boy-chik Yiddish word for a young man with more chutzpah than brains. It's all about male-centered comic fiction, in the manner of P.G. Wodehouse, Peter De Vries (godfather of boychik) and more recent masters of the genre, Erik Tarloff (The Man Who Wrote the Book) and Peter Lefcourt (The Woody). Here's a place for commentary on this evolving form. You can buy Gerald's books from Amazon.com, bn.com, or your favorite bookseller in paper or ebook.
Friday, September 21, 2007
Guest Post: A Male Weighs in on A Female Perspective to Boychik Lit and related topics
Thursday, September 20, 2007
Guest Post: A Female Perspective
What's it all about, Alfie? Well perhaps it is about Alfie. If Chick Lit is a term used to denote genre fiction written for and marketed solely to women -- shallow, girl searching for Mr Right while shopping for the perfect diet and shoes--then I guess boychiklit or fratire would be exactly the same thing but written for and marketed to young men. So, cliché being what it is, boy avoids Ms Right while shopping for beer and sportscar. Don't all men want to be like Alfie? Don't all women want to be like Carrie? Only on TV surely. Is the gender divide so clean? Are we always so true to our stereotypes?
We're all from the same species after all, so surely I can enjoy a good, lusty read about boy things. Many of my favourite all time writers are male: Salman Rushdie, Umberto Eco, James Joyce, Cormac McCarthy, Peter Carey, Julian Barnes. Barnes'
Or is there something else behind the notion of a genre designed specifically to denote a book that is not substantial: maybe a bridge between a magazine, a TV show, and a book.
This is probably the time to admit that I haven't read all that much in this genre. Nor do I want to reveal just what a quality snob I am. It may well be an affliction associated with my gender (I do after all like shopping for shoes), but give me a book with too many girl-chasey gratuitous boob scenes (
Magdalena Ball runs The Compulsive Reader. Her stories, poetry, reviews and articles have appeared in many printed anthologies and journals, and have won several awards. She is the author of The Art of Assessment, Quark Soup, and Sleep Before Evening.

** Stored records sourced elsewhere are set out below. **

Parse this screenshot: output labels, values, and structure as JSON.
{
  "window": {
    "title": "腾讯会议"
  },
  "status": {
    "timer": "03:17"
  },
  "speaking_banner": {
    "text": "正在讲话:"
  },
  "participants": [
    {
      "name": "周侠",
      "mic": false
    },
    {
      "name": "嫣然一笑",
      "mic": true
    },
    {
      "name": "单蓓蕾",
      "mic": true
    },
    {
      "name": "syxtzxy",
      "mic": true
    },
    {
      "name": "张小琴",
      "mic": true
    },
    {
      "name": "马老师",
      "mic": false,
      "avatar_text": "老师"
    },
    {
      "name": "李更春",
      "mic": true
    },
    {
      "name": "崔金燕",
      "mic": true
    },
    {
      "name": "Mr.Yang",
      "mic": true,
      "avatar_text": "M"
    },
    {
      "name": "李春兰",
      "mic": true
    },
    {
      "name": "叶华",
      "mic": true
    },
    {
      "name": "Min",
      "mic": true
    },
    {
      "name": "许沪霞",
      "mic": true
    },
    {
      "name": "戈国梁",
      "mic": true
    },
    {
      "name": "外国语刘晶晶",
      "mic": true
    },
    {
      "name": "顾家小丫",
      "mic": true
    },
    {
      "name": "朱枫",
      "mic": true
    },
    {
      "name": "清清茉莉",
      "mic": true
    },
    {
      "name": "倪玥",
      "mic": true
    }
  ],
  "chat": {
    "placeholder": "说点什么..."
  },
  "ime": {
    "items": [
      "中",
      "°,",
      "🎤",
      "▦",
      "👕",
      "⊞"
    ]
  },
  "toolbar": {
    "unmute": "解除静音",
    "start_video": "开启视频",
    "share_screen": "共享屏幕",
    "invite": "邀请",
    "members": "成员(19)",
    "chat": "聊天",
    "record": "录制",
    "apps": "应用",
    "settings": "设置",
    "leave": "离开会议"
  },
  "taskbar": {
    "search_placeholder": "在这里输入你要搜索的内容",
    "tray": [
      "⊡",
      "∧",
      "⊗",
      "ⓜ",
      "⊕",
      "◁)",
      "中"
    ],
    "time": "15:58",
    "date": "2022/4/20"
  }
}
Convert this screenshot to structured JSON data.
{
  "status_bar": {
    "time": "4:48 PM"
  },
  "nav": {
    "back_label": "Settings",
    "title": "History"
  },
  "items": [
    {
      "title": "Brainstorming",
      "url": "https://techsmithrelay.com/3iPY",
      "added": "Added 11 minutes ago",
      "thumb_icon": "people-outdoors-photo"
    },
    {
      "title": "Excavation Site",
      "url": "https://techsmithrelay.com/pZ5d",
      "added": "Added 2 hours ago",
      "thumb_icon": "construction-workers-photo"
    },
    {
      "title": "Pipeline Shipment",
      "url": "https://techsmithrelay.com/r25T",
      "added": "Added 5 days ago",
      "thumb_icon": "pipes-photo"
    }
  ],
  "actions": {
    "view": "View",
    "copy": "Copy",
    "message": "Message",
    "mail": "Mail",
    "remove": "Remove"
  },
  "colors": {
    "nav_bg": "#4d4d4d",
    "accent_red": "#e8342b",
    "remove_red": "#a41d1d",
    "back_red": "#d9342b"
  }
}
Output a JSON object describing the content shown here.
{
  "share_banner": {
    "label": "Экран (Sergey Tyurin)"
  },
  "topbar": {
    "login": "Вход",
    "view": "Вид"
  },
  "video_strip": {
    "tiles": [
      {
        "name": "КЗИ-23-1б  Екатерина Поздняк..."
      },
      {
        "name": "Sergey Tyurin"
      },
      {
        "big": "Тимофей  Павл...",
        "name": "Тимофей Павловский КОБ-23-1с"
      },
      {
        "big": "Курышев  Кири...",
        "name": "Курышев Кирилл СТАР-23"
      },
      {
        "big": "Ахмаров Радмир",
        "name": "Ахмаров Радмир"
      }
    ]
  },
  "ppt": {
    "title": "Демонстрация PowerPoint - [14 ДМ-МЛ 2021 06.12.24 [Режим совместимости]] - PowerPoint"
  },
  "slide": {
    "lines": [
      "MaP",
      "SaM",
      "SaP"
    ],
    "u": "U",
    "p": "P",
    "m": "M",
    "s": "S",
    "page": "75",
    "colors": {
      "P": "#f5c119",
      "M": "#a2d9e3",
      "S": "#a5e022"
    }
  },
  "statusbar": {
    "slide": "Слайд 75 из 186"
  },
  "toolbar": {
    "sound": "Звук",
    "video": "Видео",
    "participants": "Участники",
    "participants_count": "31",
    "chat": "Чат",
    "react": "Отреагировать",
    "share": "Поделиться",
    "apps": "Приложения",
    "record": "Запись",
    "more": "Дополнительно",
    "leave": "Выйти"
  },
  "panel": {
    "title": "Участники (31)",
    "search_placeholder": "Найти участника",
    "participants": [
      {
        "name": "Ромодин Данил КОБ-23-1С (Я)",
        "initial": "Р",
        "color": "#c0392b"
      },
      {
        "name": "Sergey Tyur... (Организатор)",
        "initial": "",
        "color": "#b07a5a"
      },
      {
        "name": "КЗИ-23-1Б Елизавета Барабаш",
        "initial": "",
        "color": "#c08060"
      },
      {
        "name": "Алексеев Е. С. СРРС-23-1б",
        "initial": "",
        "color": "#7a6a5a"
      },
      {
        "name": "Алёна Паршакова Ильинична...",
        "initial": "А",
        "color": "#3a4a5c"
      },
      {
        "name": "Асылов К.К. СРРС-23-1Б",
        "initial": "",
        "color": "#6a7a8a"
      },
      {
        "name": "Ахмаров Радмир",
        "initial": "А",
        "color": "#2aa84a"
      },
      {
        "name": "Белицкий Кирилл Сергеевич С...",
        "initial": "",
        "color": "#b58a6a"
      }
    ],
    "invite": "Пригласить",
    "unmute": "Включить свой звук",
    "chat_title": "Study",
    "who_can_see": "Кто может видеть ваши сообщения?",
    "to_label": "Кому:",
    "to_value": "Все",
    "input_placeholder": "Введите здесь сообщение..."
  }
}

Friday, September 14, 2007
Quentin Cain Strikes Back!
Brother Cain has choice words about My Inflatable Friend.
It's not yet a rousing debate about what's fratire and what's not--but we're getting there!
Tucker Max, you dog. Where are you?
Monday, September 3, 2007
Kerouac Is Back!
Quentin knows how to construct a sentence, spin a yarn, and engage an audience. So I'm suspecting he's not the dropout he claims to be. I read Notes from the "G" Spot: The Uncensored Diaries of Slick F. Worthy, and it is indeed a slick, sick, and funny hunk of prose. Never mind that Slick not only has the predictable predicament of searching desperately for the legendary spot--but also, like most of us most of the time, he has a hard time just describing what he thinks it is. It's the pursuit of that ration of individual happiness the Constitution guarantees us the unrestricted pursuit of. That it evades Slick's detection isn't so much a surprise as the extent of sexual suffering and kink twisting he's willing to endure to find it.
You will want to peruse these Notes, particularly if: 1) you are a ninety-five pound weakling who dreams about being an NFL almost-ran with no money whose rough charm keeps him barely out of trouble, 2) you are bedridden and can't take a road trip just now, 3) you avoid casual sex for fear of STDs or because all your pickup lines fail but you're curious about what might happen if you actually went home with a hooker, or 4) if you wonder what sense Jack Kerouac might make or not make of post-digital society.
Quentin promises another Slick novel sometime soon. But he might also do well to brag that he's descended from that other Cain (not the Bible guy--James M.). Then he could do a noir story and call it The G-Man Never Asks Twice.